#### Your instructions:
Retype each record shown below, leaving every character as it is.

*** Data Section Begins ***

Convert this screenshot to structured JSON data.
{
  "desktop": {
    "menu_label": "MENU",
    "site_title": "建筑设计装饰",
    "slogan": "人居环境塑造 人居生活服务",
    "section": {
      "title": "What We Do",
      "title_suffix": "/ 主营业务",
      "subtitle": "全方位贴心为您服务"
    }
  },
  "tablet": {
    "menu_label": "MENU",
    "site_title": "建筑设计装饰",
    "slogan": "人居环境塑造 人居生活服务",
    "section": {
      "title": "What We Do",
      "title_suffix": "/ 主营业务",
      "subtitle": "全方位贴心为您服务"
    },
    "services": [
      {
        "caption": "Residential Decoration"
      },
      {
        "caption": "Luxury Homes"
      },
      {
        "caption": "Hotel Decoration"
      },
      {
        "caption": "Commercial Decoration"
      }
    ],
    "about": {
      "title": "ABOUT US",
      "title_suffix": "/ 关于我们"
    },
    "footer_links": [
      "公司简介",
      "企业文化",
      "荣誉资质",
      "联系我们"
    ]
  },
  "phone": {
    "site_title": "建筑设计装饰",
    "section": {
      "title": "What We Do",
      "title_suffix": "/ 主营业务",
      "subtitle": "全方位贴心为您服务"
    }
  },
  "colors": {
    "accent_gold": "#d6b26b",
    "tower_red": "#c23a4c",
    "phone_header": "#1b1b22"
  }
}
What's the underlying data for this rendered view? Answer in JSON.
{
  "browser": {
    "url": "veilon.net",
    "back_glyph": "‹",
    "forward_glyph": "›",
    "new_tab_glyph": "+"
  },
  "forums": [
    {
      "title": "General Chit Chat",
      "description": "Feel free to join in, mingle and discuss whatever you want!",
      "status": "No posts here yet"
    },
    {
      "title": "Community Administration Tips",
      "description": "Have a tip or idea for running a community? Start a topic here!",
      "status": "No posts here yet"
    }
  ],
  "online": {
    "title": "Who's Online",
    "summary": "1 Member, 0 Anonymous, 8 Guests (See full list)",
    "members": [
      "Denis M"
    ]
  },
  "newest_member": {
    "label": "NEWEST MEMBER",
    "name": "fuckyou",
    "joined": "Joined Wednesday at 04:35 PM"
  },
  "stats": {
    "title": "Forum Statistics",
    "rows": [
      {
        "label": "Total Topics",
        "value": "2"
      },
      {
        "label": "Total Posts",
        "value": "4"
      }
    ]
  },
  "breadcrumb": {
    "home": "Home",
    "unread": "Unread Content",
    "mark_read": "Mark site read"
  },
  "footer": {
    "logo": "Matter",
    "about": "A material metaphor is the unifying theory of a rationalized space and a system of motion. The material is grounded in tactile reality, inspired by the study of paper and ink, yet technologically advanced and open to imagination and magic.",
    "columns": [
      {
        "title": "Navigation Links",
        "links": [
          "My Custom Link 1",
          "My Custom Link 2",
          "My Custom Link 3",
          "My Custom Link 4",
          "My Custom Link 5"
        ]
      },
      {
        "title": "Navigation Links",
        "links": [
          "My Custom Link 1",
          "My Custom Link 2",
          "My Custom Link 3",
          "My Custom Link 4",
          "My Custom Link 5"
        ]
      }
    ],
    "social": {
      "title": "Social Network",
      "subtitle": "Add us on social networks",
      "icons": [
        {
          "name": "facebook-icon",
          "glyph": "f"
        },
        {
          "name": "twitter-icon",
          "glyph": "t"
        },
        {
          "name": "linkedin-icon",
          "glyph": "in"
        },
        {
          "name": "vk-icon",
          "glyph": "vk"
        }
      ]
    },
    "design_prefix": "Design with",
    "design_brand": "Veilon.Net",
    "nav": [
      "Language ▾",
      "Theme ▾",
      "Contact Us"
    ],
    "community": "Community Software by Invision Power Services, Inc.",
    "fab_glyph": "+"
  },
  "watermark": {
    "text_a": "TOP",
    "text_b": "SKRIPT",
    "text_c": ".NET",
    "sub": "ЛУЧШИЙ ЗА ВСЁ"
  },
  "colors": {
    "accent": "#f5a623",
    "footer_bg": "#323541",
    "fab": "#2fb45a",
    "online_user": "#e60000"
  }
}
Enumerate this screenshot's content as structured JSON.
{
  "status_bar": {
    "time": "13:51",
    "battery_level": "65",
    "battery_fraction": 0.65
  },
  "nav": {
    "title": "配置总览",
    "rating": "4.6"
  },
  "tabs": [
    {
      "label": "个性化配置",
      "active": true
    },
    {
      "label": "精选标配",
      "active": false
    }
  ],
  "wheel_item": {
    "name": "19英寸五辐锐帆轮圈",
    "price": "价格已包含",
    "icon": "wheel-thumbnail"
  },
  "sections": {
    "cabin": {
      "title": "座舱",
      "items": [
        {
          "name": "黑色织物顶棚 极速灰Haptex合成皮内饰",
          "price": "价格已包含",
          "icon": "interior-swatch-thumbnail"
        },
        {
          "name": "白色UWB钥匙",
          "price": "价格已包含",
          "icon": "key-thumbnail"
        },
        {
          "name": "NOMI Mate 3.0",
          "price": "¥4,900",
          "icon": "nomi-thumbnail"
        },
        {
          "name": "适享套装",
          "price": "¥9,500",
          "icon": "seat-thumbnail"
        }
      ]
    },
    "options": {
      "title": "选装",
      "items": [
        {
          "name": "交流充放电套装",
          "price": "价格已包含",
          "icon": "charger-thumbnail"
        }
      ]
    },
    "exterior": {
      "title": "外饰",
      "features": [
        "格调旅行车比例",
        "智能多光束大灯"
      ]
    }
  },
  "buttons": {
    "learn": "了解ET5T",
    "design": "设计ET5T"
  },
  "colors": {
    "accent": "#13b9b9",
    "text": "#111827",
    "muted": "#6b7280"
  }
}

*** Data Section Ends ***

#### Response to the exercise:
Convert this screenshot to structured JSON data.
{
  "desktop": {
    "menu_label": "MENU",
    "site_title": "建筑设计装饰",
    "slogan": "人居环境塑造 人居生活服务",
    "section": {
      "title": "What We Do",
      "title_suffix": "/ 主营业务",
      "subtitle": "全方位贴心为您服务"
    }
  },
  "tablet": {
    "menu_label": "MENU",
    "site_title": "建筑设计装饰",
    "slogan": "人居环境塑造 人居生活服务",
    "section": {
      "title": "What We Do",
      "title_suffix": "/ 主营业务",
      "subtitle": "全方位贴心为您服务"
    },
    "services": [
      {
        "caption": "Residential Decoration"
      },
      {
        "caption": "Luxury Homes"
      },
      {
        "caption": "Hotel Decoration"
      },
      {
        "caption": "Commercial Decoration"
      }
    ],
    "about": {
      "title": "ABOUT US",
      "title_suffix": "/ 关于我们"
    },
    "footer_links": [
      "公司简介",
      "企业文化",
      "荣誉资质",
      "联系我们"
    ]
  },
  "phone": {
    "site_title": "建筑设计装饰",
    "section": {
      "title": "What We Do",
      "title_suffix": "/ 主营业务",
      "subtitle": "全方位贴心为您服务"
    }
  },
  "colors": {
    "accent_gold": "#d6b26b",
    "tower_red": "#c23a4c",
    "phone_header": "#1b1b22"
  }
}
What's the underlying data for this rendered view? Answer in JSON.
{
  "browser": {
    "url": "veilon.net",
    "back_glyph": "‹",
    "forward_glyph": "›",
    "new_tab_glyph": "+"
  },
  "forums": [
    {
      "title": "General Chit Chat",
      "description": "Feel free to join in, mingle and discuss whatever you want!",
      "status": "No posts here yet"
    },
    {
      "title": "Community Administration Tips",
      "description": "Have a tip or idea for running a community? Start a topic here!",
      "status": "No posts here yet"
    }
  ],
  "online": {
    "title": "Who's Online",
    "summary": "1 Member, 0 Anonymous, 8 Guests (See full list)",
    "members": [
      "Denis M"
    ]
  },
  "newest_member": {
    "label": "NEWEST MEMBER",
    "name": "fuckyou",
    "joined": "Joined Wednesday at 04:35 PM"
  },
  "stats": {
    "title": "Forum Statistics",
    "rows": [
      {
        "label": "Total Topics",
        "value": "2"
      },
      {
        "label": "Total Posts",
        "value": "4"
      }
    ]
  },
  "breadcrumb": {
    "home": "Home",
    "unread": "Unread Content",
    "mark_read": "Mark site read"
  },
  "footer": {
    "logo": "Matter",
    "about": "A material metaphor is the unifying theory of a rationalized space and a system of motion. The material is grounded in tactile reality, inspired by the study of paper and ink, yet technologically advanced and open to imagination and magic.",
    "columns": [
      {
        "title": "Navigation Links",
        "links": [
          "My Custom Link 1",
          "My Custom Link 2",
          "My Custom Link 3",
          "My Custom Link 4",
          "My Custom Link 5"
        ]
      },
      {
        "title": "Navigation Links",
        "links": [
          "My Custom Link 1",
          "My Custom Link 2",
          "My Custom Link 3",
          "My Custom Link 4",
          "My Custom Link 5"
        ]
      }
    ],
    "social": {
      "title": "Social Network",
      "subtitle": "Add us on social networks",
      "icons": [
        {
          "name": "facebook-icon",
          "glyph": "f"
        },
        {
          "name": "twitter-icon",
          "glyph": "t"
        },
        {
          "name": "linkedin-icon",
          "glyph": "in"
        },
        {
          "name": "vk-icon",
          "glyph": "vk"
        }
      ]
    },
    "design_prefix": "Design with",
    "design_brand": "Veilon.Net",
    "nav": [
      "Language ▾",
      "Theme ▾",
      "Contact Us"
    ],
    "community": "Community Software by Invision Power Services, Inc.",
    "fab_glyph": "+"
  },
  "watermark": {
    "text_a": "TOP",
    "text_b": "SKRIPT",
    "text_c": ".NET",
    "sub": "ЛУЧШИЙ ЗА ВСЁ"
  },
  "colors": {
    "accent": "#f5a623",
    "footer_bg": "#323541",
    "fab": "#2fb45a",
    "online_user": "#e60000"
  }
}
Enumerate this screenshot's content as structured JSON.
{
  "status_bar": {
    "time": "13:51",
    "battery_level": "65",
    "battery_fraction": 0.65
  },
  "nav": {
    "title": "配置总览",
    "rating": "4.6"
  },
  "tabs": [
    {
      "label": "个性化配置",
      "active": true
    },
    {
      "label": "精选标配",
      "active": false
    }
  ],
  "wheel_item": {
    "name": "19英寸五辐锐帆轮圈",
    "price": "价格已包含",
    "icon": "wheel-thumbnail"
  },
  "sections": {
    "cabin": {
      "title": "座舱",
      "items": [
        {
          "name": "黑色织物顶棚 极速灰Haptex合成皮内饰",
          "price": "价格已包含",
          "icon": "interior-swatch-thumbnail"
        },
        {
          "name": "白色UWB钥匙",
          "price": "价格已包含",
          "icon": "key-thumbnail"
        },
        {
          "name": "NOMI Mate 3.0",
          "price": "¥4,900",
          "icon": "nomi-thumbnail"
        },
        {
          "name": "适享套装",
          "price": "¥9,500",
          "icon": "seat-thumbnail"
        }
      ]
    },
    "options": {
      "title": "选装",
      "items": [
        {
          "name": "交流充放电套装",
          "price": "价格已包含",
          "icon": "charger-thumbnail"
        }
      ]
    },
    "exterior": {
      "title": "外饰",
      "features": [
        "格调旅行车比例",
        "智能多光束大灯"
      ]
    }
  },
  "buttons": {
    "learn": "了解ET5T",
    "design": "设计ET5T"
  },
  "colors": {
    "accent": "#13b9b9",
    "text": "#111827",
    "muted": "#6b7280"
  }
}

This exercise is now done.